In that test, he was positive, his wife was not.

“We didn’t know how much to trust the antibody test,” he added. “I was warned by my physician then although I did test positive for antibodies, there was a 20% chance rate of being incorrect.”

Not only was Johnson due to make his final Indianapolis appearance as a fulltime NASCAR driver Sunday and will end a streak of 663 Cup Series starts, he was scheduled to conduct an IndyCar test on the road course next week.  For the near future at least, racing anything testing or otherwise is off the table.

“That IndyCar test will be there,” Johnson said. “Hopefully I’m cleared soon and can get back to the track. To get in the 48 car is my first priority of course. … As long as I’m healthy and the world stays open, I really believe there will be that opportunity.

“IndyCar has a high priority to help with driver development. So, with the interest I have from teams and the relationships and friendships I have in various teams, I do feel that opportunity will be there later in the year.”
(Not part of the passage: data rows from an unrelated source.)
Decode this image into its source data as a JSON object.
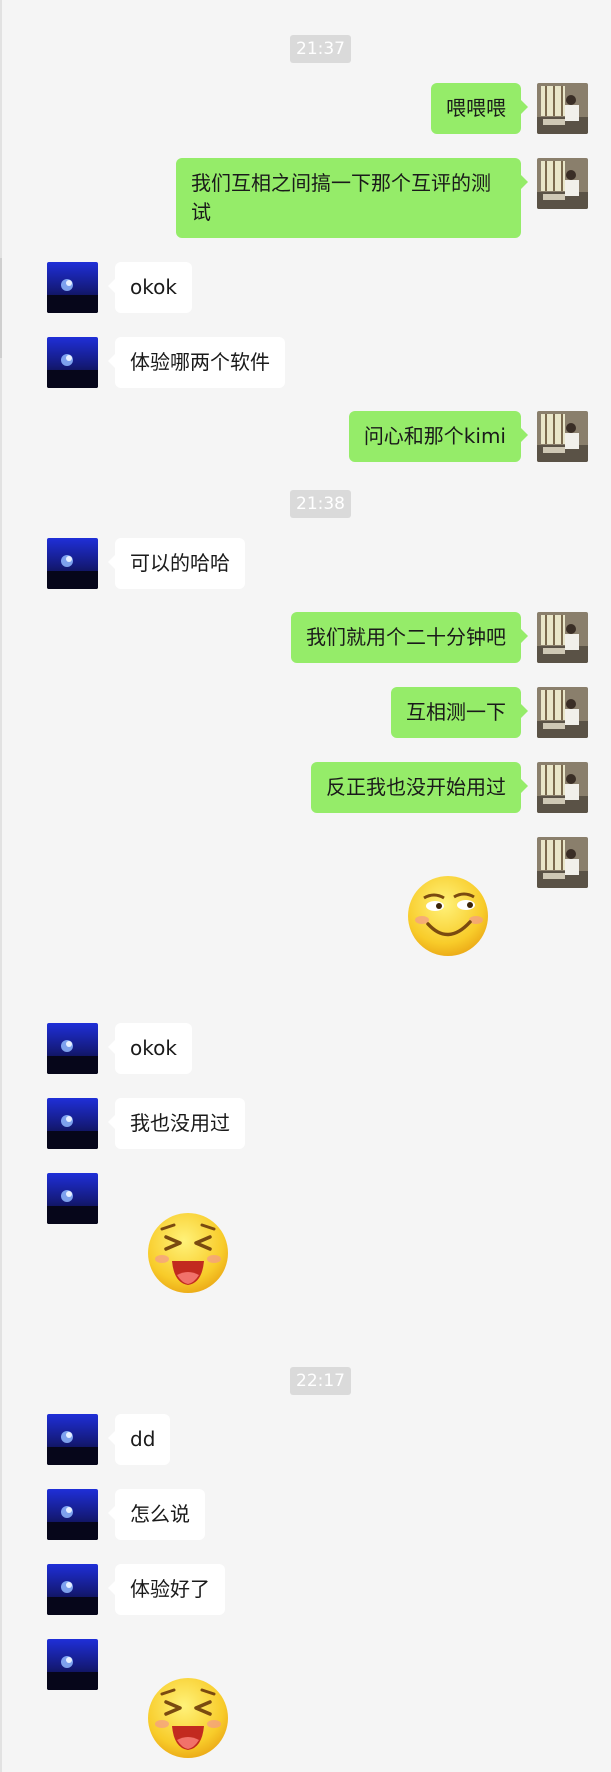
{
  "chat": {
    "messages": [
      {
        "type": "time",
        "text": "21:37"
      },
      {
        "type": "text",
        "side": "me",
        "text": "喂喂喂"
      },
      {
        "type": "text",
        "side": "me",
        "text": "我们互相之间搞一下那个互评的测试"
      },
      {
        "type": "text",
        "side": "other",
        "text": "okok"
      },
      {
        "type": "text",
        "side": "other",
        "text": "体验哪两个软件"
      },
      {
        "type": "text",
        "side": "me",
        "text": "问心和那个kimi"
      },
      {
        "type": "time",
        "text": "21:38"
      },
      {
        "type": "text",
        "side": "other",
        "text": "可以的哈哈"
      },
      {
        "type": "text",
        "side": "me",
        "text": "我们就用个二十分钟吧"
      },
      {
        "type": "text",
        "side": "me",
        "text": "互相测一下"
      },
      {
        "type": "text",
        "side": "me",
        "text": "反正我也没开始用过"
      },
      {
        "type": "sticker",
        "side": "me",
        "emoji": "smirk-emoji"
      },
      {
        "type": "text",
        "side": "other",
        "text": "okok"
      },
      {
        "type": "text",
        "side": "other",
        "text": "我也没用过"
      },
      {
        "type": "sticker",
        "side": "other",
        "emoji": "laughing-emoji"
      },
      {
        "type": "time",
        "text": "22:17"
      },
      {
        "type": "text",
        "side": "other",
        "text": "dd"
      },
      {
        "type": "text",
        "side": "other",
        "text": "怎么说"
      },
      {
        "type": "text",
        "side": "other",
        "text": "体验好了"
      },
      {
        "type": "sticker",
        "side": "other",
        "emoji": "laughing-emoji"
      }
    ]
  },
  "colors": {
    "background": "#f5f5f5",
    "my_bubble": "#95ec69",
    "their_bubble": "#ffffff",
    "timestamp_bg": "#dadada"
  }
}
Xfinity Series veteran Justin Allgaier will drive the Hendrick Motorsports No. 48 in his place Sunday and Johnson will not return to competition until receiving two negative test results at least 24 hours apart, plus clearance by a physician.

With all the postponements this season, Johnson has been forced to miss a lot of “lasts” such as his last chance to win at Indy. None of that has changed his plans to step away from fulltime NASCAR competition next season.

“I had to inform Hendrick Motorsports that I do plan to not be in the car full-time, so they have to plan and do what they need to for the future, but I’m hopeful that I can have an opportunity to come back and run a Hendrick Cup car in some races,” Johnson said. “Clearly, I have this interest in IndyCar, sports car, and many other forms of racing, so I assume that’s helping me deal with this and not feel like I’m having some things taken away from me, but at the end of the day, thankful I’m healthy and not in the shape some people are in dealing with this.”

“I’m trying really hard to not be disappointed in the professional side or maybe some of these more selfish things I’m going to miss out on and be thankful that I’m healthy and my family is healthy.”

And that is now Johnson’s focus. Not on himself and what he is missing, but what others are going through, and using his voice to help others.

“I can be down and out on my situation, but if I turn on the news and see how this virus has impacted so many others, I quickly feel thankful that I’m asymptomatic and I don’t have any major issues,” Johnson said. “It’d be very easy right now to get bummed out and look at this the wrong way, but I’m healthy, my wife is healthy, my kids are. My prayers are that it stays that way. We’re hopeful that through our situation that maybe some others can learn from this as well.”

Greg Engle